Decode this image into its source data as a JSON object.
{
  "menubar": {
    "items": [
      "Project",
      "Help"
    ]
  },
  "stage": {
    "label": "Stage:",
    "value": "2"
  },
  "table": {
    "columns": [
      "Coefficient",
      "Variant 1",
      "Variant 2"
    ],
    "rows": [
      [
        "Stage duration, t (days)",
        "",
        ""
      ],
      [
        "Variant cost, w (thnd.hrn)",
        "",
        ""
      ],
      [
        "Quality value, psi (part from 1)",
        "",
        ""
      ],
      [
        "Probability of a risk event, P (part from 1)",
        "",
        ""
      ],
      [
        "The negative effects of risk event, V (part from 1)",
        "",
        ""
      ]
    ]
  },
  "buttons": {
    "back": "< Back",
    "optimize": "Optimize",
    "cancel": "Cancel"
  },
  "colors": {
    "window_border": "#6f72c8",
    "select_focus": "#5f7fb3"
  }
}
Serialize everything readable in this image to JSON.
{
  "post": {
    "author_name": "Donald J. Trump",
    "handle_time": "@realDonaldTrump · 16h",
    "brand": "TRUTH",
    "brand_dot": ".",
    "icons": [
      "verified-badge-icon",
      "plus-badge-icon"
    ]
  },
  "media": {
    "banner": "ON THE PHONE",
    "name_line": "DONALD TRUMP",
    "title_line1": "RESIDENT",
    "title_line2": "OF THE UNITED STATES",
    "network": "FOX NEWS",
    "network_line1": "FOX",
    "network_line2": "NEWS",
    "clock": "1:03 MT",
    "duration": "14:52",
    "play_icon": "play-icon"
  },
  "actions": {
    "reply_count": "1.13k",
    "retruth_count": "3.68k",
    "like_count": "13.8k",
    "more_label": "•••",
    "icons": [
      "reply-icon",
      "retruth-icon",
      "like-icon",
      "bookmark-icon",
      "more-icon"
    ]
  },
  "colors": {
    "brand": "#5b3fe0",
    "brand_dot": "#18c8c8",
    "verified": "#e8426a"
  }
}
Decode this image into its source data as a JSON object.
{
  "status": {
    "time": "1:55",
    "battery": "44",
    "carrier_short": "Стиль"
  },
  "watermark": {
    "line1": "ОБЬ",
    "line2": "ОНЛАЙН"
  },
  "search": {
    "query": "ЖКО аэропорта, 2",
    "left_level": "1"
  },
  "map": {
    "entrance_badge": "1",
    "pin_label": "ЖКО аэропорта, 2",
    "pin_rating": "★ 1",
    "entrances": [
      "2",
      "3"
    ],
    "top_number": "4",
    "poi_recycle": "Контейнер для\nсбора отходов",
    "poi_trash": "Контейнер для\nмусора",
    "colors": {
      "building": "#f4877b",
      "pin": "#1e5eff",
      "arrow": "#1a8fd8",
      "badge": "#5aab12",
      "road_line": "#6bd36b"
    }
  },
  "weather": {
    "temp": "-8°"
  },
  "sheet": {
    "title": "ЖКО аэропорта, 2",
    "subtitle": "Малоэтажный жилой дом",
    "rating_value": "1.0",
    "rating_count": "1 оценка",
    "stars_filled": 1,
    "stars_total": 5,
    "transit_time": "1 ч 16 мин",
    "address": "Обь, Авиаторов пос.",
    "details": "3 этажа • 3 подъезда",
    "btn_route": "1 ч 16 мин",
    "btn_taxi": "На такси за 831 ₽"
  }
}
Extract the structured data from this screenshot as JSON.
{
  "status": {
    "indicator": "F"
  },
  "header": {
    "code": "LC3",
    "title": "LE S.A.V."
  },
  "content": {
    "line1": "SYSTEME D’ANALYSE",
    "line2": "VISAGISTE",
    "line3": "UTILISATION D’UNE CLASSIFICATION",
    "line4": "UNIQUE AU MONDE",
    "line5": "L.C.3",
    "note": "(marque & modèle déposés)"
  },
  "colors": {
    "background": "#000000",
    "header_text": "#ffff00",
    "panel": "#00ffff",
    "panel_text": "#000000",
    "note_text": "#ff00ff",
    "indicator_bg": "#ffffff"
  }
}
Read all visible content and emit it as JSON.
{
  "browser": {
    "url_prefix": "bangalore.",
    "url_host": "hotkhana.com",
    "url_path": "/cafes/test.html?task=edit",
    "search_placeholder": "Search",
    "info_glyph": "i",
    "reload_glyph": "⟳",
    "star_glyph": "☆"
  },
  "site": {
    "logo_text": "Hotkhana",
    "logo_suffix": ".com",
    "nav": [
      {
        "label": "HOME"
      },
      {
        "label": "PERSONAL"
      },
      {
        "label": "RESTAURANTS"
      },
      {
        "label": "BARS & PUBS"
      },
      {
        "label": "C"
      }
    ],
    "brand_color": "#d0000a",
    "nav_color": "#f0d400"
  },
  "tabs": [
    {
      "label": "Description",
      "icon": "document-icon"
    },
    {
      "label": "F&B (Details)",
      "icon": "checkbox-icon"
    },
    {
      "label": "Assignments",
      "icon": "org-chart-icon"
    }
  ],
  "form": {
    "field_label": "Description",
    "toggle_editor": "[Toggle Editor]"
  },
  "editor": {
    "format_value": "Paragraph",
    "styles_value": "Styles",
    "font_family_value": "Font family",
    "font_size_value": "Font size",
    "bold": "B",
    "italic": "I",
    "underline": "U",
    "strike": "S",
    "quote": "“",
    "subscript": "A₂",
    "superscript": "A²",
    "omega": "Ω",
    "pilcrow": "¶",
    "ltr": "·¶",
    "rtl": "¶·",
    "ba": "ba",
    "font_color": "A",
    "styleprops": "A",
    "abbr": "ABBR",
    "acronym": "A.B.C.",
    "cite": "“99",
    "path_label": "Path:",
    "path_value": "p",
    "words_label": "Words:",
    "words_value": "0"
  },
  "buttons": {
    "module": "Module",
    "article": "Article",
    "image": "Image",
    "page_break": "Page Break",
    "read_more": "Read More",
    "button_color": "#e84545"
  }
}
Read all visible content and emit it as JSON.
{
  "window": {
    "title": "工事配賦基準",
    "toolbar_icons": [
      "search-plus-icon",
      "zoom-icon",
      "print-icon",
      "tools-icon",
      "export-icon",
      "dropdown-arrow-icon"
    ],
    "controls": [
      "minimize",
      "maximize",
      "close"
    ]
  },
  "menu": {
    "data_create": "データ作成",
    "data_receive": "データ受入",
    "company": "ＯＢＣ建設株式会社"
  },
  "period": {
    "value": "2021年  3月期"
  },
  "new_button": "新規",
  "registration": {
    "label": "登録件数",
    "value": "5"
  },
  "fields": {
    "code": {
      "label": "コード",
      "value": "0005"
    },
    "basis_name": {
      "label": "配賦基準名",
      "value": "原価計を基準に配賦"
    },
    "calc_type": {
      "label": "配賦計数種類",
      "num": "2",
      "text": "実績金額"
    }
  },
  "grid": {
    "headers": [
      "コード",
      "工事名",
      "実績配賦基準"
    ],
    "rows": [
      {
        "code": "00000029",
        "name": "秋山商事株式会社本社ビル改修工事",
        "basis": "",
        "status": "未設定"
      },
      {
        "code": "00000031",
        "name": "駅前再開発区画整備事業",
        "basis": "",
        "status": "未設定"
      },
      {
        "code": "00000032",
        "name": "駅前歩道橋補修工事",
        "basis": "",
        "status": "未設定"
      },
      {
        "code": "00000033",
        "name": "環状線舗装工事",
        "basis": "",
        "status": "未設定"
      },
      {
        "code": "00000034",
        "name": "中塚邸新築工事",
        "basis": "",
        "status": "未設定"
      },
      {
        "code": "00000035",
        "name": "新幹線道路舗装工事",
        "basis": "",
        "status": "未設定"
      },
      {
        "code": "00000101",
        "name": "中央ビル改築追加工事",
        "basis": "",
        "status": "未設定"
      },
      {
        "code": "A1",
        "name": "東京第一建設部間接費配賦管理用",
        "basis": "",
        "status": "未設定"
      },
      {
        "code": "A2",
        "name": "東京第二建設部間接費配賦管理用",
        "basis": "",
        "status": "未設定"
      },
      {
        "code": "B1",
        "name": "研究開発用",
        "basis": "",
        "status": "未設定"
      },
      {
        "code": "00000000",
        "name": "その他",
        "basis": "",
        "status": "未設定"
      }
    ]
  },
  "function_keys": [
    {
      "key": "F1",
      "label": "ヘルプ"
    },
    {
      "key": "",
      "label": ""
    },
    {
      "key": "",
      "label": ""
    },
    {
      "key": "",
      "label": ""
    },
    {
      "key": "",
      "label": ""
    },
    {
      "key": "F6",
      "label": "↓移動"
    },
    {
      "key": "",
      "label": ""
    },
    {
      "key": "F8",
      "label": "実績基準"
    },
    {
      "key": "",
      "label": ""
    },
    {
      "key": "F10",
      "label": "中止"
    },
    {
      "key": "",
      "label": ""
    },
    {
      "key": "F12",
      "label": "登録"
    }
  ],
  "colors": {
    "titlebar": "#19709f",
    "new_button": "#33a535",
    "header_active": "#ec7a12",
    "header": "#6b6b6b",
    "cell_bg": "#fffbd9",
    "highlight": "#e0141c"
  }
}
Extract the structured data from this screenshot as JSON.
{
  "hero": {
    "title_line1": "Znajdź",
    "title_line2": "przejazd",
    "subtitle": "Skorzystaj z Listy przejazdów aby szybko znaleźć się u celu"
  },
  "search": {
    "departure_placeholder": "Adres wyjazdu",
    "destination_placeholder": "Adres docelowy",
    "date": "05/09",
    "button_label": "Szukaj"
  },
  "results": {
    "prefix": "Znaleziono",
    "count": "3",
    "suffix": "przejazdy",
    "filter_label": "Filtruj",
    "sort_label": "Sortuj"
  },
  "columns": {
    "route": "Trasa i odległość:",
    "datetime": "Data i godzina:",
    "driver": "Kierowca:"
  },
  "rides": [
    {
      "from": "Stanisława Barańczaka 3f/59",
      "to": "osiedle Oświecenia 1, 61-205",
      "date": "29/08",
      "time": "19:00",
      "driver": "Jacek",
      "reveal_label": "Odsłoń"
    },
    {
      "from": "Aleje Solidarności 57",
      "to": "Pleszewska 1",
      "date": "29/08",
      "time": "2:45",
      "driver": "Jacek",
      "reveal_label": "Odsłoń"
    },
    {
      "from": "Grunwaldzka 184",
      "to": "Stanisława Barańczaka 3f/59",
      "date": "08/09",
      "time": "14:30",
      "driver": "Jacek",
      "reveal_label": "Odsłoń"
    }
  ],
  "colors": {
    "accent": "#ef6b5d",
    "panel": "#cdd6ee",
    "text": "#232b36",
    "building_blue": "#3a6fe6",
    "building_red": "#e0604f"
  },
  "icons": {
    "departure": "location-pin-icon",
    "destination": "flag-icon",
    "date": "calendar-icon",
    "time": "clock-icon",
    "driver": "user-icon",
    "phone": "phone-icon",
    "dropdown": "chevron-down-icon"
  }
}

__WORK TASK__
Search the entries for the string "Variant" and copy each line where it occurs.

__RESPONSE AREA__
      "Variant 1",
      "Variant 2"
        "Variant cost, w (thnd.hrn)",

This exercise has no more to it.